### WORK INSTRUCTIONS
Pick out every line of the entries below where "업데이트" occurs, and copy those lines.
[Opening DATA TO EXAMINE section]
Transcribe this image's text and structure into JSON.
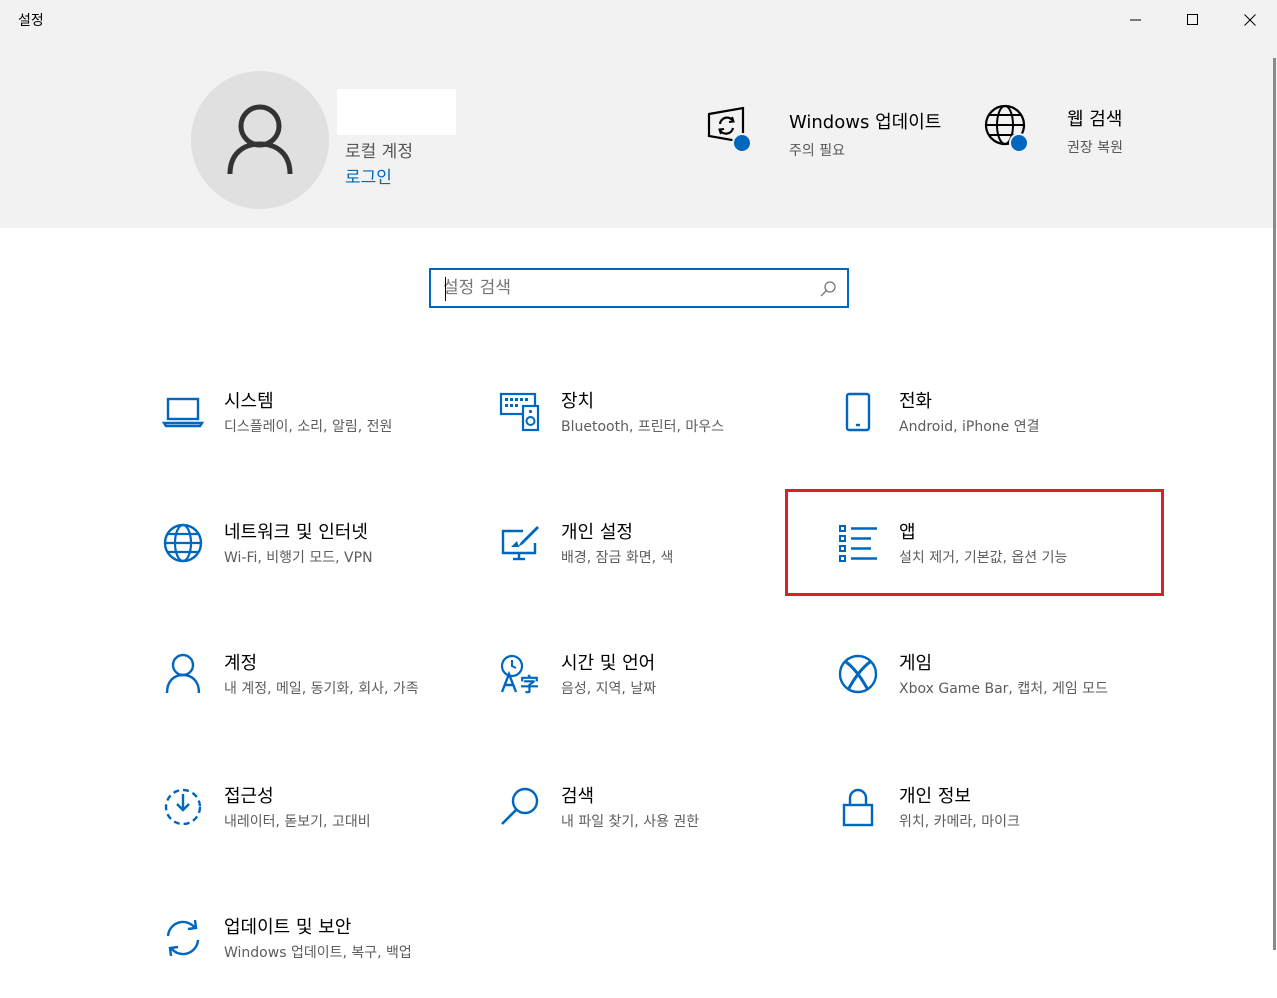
{
  "window": {
    "title": "설정",
    "minimize_icon": "minimize-icon",
    "maximize_icon": "maximize-icon",
    "close_icon": "close-icon"
  },
  "header": {
    "account_type": "로컬 계정",
    "login_link": "로그인",
    "quick_links": [
      {
        "title": "Windows 업데이트",
        "subtitle": "주의 필요",
        "icon": "windows-update-icon"
      },
      {
        "title": "웹 검색",
        "subtitle": "권장 복원",
        "icon": "web-search-globe-icon"
      }
    ]
  },
  "search": {
    "placeholder": "설정 검색"
  },
  "tiles": [
    {
      "title": "시스템",
      "subtitle": "디스플레이, 소리, 알림, 전원",
      "icon": "laptop-icon"
    },
    {
      "title": "장치",
      "subtitle": "Bluetooth, 프린터, 마우스",
      "icon": "keyboard-speaker-icon"
    },
    {
      "title": "전화",
      "subtitle": "Android, iPhone 연결",
      "icon": "phone-icon"
    },
    {
      "title": "네트워크 및 인터넷",
      "subtitle": "Wi-Fi, 비행기 모드, VPN",
      "icon": "globe-icon"
    },
    {
      "title": "개인 설정",
      "subtitle": "배경, 잠금 화면, 색",
      "icon": "personalization-brush-icon"
    },
    {
      "title": "앱",
      "subtitle": "설치 제거, 기본값, 옵션 기능",
      "icon": "apps-list-icon"
    },
    {
      "title": "계정",
      "subtitle": "내 계정, 메일, 동기화, 회사, 가족",
      "icon": "person-icon"
    },
    {
      "title": "시간 및 언어",
      "subtitle": "음성, 지역, 날짜",
      "icon": "time-language-icon"
    },
    {
      "title": "게임",
      "subtitle": "Xbox Game Bar, 캡처, 게임 모드",
      "icon": "xbox-icon"
    },
    {
      "title": "접근성",
      "subtitle": "내레이터, 돋보기, 고대비",
      "icon": "ease-of-access-icon"
    },
    {
      "title": "검색",
      "subtitle": "내 파일 찾기, 사용 권한",
      "icon": "magnifier-icon"
    },
    {
      "title": "개인 정보",
      "subtitle": "위치, 카메라, 마이크",
      "icon": "lock-icon"
    },
    {
      "title": "업데이트 및 보안",
      "subtitle": "Windows 업데이트, 복구, 백업",
      "icon": "sync-arrows-icon"
    }
  ],
  "colors": {
    "accent": "#0067c0",
    "header_bg": "#f2f2f2",
    "highlight_box": "#d6202a"
  }
}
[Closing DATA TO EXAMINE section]
### TASK RESULT
        "title": "Windows 업데이트",
      "title": "업데이트 및 보안",
      "subtitle": "Windows 업데이트, 복구, 백업",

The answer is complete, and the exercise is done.